What’s Needed: Train all employees annually; update employee vaccination records; update employee medical history; have an OSHA manual written to Global Harmonization System and CDC infection-prevention standards); implement OSHA facility protocols to current standards.

2. Requirement: CDC infection-prevention standards for the dental office
Common Errors: Some teams aren’t aware that implementation of these standards has been required of all U.S. dental offices since 2016.
What’s Needed: Review updates in standard precautions, hand hygiene, PPE, respiratory hygiene, sharps safety, safe injections, sterilization, dental-chair water quality and handpiece sterilization.

3. Requirement: International OSHA/GHS Global Harmonization System
Common Errors: Many teams are unaware of the requirement to certify all employees in this chemical-safety program.
What’s Needed: Train and certify all employees in GHS; update OSHA manual to GHS standards; implement requirement for product labeling, with understanding of pictograms; create customized International SDS libraries to GHS standard.

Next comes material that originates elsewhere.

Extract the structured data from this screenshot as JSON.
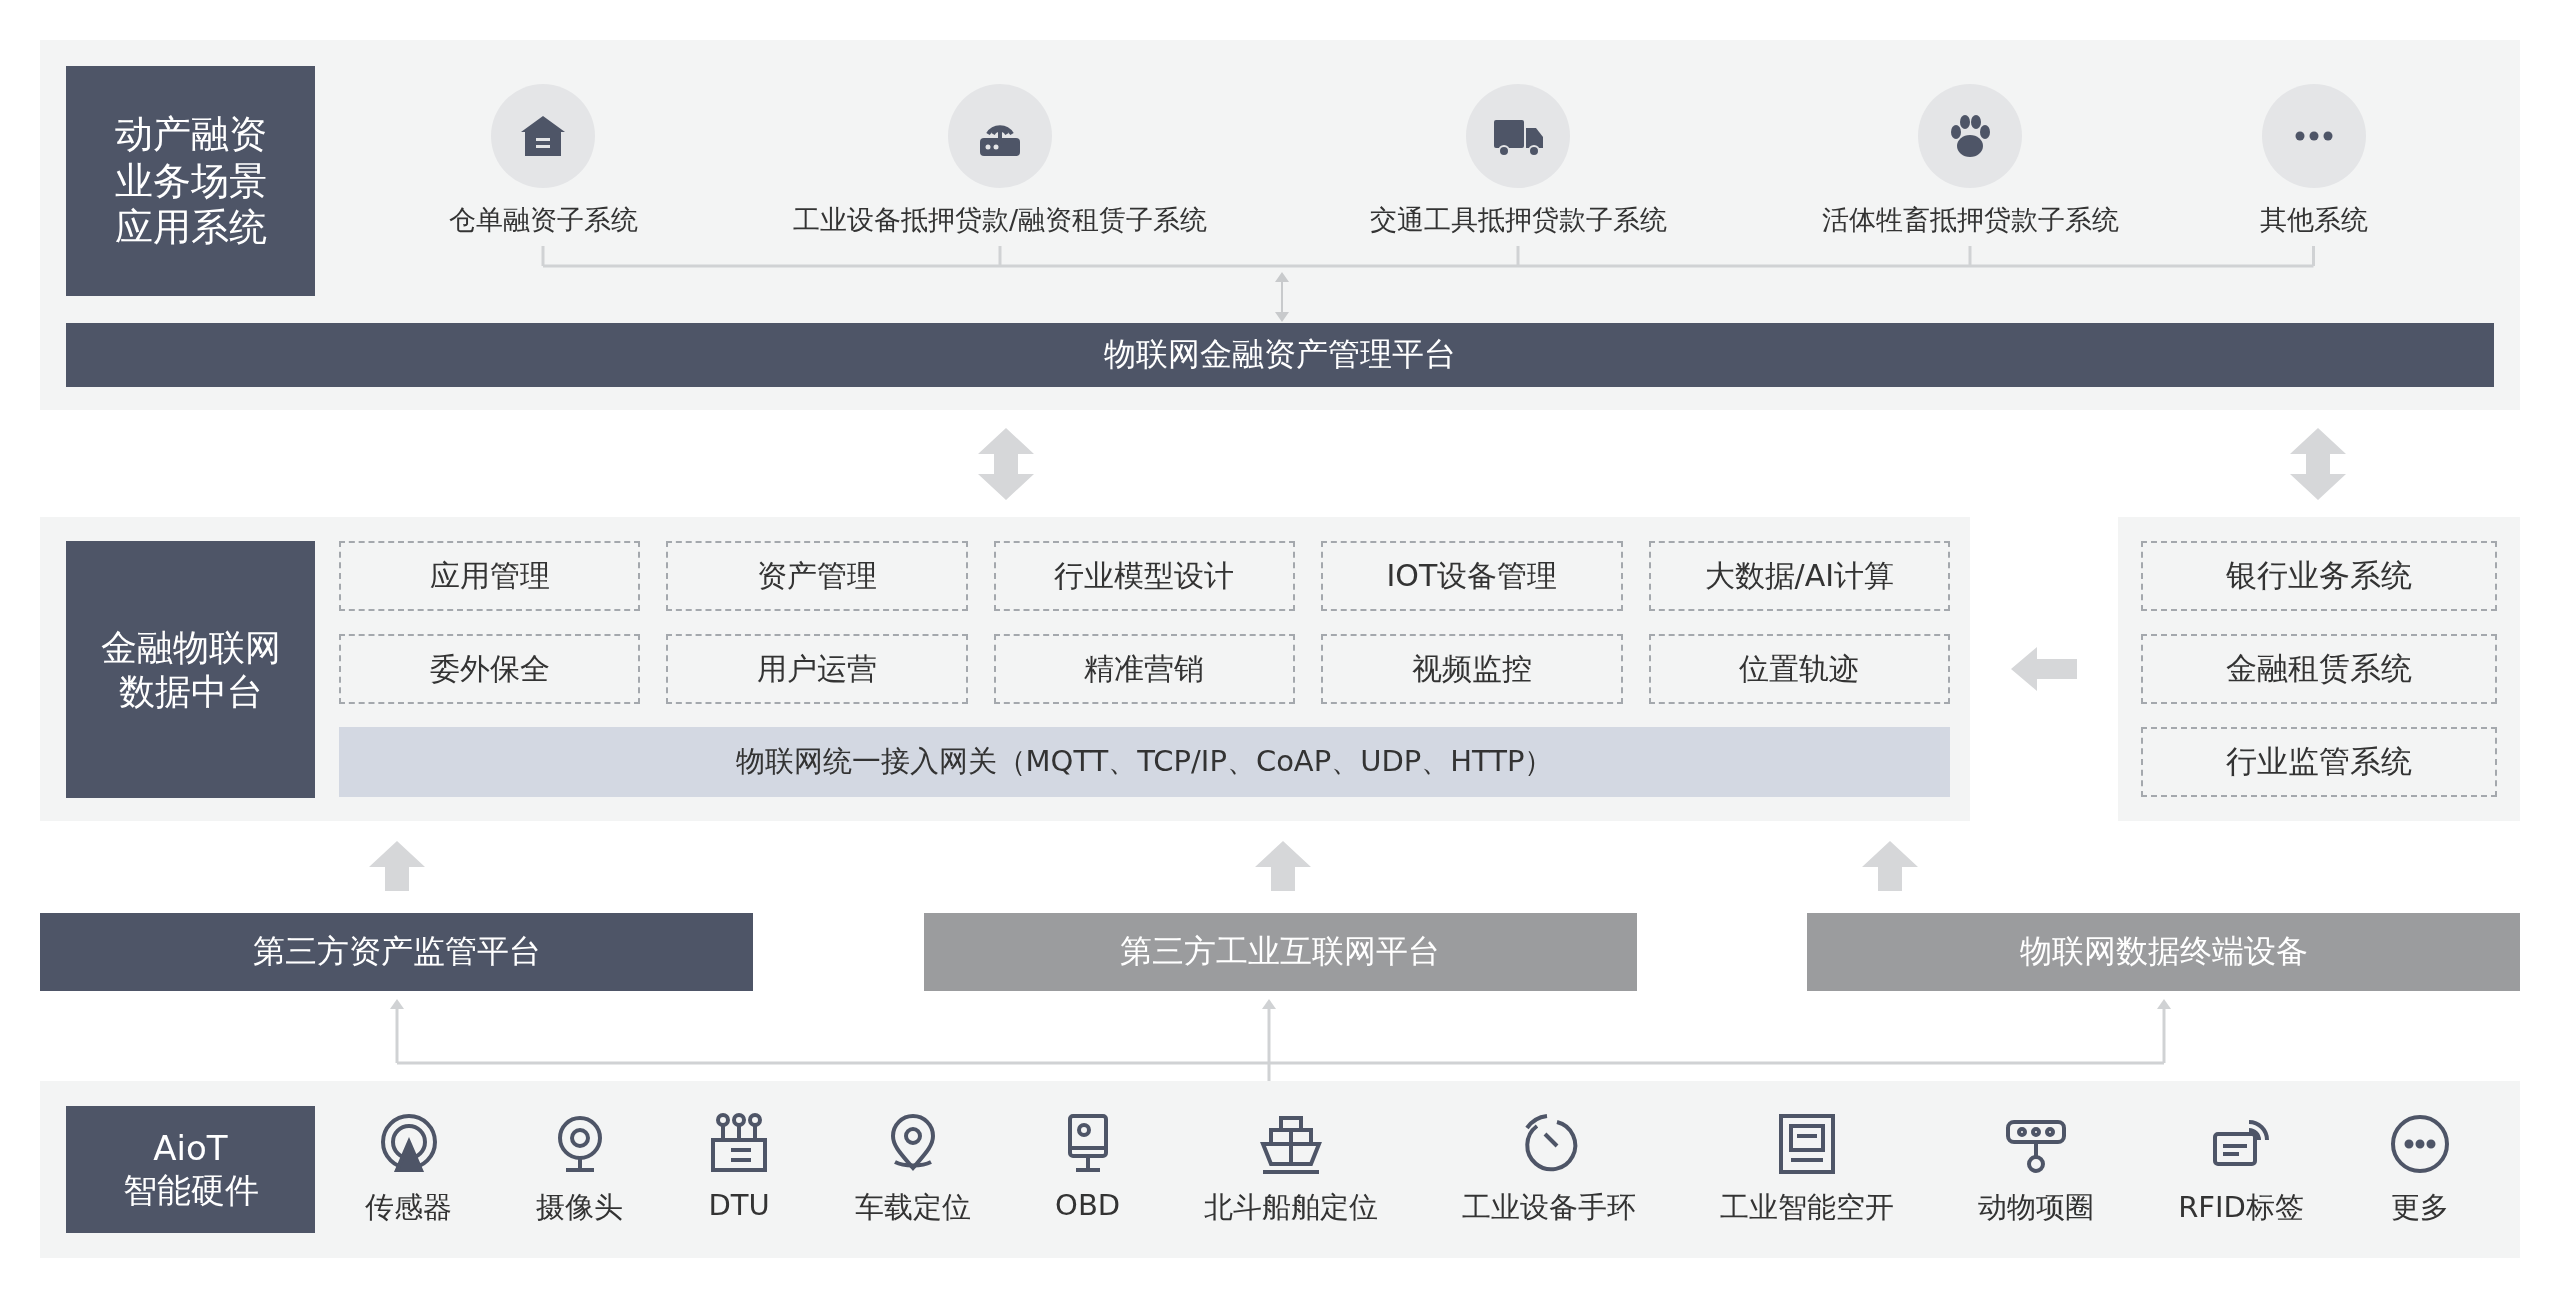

4. Requirement: HIPAA Omnibus Rules
Common Errors: Some doctors don’t know HIPAA updated in 2013 for stricter privacy and security of patient information.
What’s Needed: Train all employees annually; update seven HIPAA forms for office use; get signed Business Associates Agreements from vendors who handle patient information; HIPAA manual written to Omnibus Rule standards; implement 25-plus HIPAA standards to include email, text, fax, copies, computer and internet protocols; complete HIPAA Risk Assessment Report annually.

5. Requirement: HIPAA Risk Assessment
Common Errors: Not knowing that the law requires this be filed at least annually.
What’s Needed: Complete it (at least) annually. Include employee names, BAAs, PHI device serial numbers, password and office-entry adherence; plus email, text and fax security measures; update all job descriptions to current HIPAA standards.

Yes, it’s tedious. But it’s required. You’ve been trained in breakdown mitigation since day one of dental school. If that hasn’t extended to your OSHA and HIPAA compliance, it’s time to step it up.

JILL OBROCHTA is the Florida-based foun­der of Dental Enhancements, an OSHA and HIPAA solutions company. She offers no-obligation consultations; reach her at 941-587-2864 or